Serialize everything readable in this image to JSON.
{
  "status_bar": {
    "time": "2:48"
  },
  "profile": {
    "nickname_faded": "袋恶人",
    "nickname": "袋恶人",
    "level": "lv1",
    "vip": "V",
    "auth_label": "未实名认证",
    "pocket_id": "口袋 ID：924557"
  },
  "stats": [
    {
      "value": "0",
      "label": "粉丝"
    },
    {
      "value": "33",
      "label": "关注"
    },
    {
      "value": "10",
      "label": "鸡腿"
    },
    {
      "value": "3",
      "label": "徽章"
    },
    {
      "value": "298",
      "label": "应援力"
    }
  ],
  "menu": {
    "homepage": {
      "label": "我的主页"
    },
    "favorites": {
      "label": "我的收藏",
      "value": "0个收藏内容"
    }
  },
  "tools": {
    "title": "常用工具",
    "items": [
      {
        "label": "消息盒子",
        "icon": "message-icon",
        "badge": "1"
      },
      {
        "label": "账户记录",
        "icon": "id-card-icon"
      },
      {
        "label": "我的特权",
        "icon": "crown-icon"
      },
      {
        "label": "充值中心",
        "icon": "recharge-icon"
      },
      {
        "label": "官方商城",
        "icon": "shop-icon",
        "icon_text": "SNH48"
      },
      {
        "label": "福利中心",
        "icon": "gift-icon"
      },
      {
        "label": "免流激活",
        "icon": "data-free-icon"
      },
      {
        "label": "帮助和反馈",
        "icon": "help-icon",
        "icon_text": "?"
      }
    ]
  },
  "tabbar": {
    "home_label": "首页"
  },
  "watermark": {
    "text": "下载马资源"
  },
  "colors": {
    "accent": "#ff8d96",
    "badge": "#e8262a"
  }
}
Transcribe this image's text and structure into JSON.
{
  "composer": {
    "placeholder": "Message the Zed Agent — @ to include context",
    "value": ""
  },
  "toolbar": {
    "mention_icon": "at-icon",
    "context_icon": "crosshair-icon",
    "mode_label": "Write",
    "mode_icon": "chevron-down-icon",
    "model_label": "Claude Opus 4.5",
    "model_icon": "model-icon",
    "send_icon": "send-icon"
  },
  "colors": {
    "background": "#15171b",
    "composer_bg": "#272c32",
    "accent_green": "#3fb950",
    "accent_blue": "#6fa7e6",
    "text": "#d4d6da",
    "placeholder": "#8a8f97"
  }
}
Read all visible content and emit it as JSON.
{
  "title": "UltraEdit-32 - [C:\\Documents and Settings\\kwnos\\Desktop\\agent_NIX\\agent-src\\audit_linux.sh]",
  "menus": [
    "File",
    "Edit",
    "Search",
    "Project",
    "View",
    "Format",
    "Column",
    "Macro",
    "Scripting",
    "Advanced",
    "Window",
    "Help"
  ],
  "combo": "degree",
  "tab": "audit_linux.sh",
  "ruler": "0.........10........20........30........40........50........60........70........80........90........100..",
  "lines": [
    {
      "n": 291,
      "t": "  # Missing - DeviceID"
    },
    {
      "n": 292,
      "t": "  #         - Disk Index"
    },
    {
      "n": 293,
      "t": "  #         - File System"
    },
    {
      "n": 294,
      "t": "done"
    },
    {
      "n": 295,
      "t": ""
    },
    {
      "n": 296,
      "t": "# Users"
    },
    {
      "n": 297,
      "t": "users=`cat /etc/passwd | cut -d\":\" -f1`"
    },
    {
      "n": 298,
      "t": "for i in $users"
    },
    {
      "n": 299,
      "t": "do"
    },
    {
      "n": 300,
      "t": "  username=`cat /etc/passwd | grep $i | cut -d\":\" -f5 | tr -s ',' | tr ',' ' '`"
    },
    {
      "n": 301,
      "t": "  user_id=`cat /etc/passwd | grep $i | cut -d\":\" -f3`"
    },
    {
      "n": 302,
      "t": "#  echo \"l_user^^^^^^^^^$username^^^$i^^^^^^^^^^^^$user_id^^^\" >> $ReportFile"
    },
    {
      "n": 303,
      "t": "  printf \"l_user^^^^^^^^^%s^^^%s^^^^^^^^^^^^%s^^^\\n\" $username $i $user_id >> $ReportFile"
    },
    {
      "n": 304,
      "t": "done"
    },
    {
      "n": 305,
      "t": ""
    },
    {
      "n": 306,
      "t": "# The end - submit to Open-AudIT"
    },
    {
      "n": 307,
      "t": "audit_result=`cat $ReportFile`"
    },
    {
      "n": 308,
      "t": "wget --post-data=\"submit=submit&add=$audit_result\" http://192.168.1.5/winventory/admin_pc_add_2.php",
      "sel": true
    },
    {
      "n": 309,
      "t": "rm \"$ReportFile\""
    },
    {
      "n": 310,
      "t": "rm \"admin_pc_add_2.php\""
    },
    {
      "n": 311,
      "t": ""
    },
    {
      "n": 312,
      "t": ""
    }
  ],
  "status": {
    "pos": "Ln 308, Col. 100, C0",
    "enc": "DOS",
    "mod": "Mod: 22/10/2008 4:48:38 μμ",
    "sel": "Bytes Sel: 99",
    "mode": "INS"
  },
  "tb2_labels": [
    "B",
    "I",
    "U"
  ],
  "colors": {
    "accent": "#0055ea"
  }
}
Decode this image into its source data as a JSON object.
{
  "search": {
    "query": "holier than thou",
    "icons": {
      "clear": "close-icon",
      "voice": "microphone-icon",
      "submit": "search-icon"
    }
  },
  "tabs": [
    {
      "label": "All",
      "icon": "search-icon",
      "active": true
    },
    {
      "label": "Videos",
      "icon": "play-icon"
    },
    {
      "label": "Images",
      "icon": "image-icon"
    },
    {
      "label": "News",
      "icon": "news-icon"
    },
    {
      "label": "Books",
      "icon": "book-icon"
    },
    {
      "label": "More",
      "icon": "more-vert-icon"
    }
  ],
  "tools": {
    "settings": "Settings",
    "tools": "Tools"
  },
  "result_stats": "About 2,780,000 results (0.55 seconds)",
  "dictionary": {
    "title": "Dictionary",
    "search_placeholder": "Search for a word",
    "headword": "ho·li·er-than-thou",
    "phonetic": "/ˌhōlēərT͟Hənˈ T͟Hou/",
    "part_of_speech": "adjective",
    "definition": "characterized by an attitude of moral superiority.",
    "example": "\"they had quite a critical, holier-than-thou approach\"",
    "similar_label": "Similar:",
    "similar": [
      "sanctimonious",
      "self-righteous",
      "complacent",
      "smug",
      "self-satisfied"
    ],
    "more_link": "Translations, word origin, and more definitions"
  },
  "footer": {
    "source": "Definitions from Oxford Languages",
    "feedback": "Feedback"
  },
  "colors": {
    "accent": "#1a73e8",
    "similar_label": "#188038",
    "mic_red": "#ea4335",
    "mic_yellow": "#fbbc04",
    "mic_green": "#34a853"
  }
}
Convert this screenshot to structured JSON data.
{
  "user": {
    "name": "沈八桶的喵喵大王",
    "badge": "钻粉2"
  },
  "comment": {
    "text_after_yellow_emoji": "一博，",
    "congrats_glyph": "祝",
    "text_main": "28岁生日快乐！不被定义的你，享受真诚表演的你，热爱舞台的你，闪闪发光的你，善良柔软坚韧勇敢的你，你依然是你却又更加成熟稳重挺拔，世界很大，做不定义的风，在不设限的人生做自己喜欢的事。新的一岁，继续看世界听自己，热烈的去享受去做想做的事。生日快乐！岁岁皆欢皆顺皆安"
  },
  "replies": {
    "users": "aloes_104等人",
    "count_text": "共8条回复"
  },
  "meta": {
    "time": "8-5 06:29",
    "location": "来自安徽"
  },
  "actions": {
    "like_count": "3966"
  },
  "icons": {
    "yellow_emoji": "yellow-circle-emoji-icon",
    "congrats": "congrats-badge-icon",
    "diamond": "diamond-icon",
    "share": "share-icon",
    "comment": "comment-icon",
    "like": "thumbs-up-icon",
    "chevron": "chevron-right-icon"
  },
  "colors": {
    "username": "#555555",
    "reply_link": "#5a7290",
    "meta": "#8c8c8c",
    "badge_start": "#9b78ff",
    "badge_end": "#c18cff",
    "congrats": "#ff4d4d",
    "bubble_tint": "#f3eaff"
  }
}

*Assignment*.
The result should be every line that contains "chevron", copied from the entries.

*Result of the exercise*.
    "mode_icon": "chevron-down-icon",
    "chevron": "chevron-right-icon"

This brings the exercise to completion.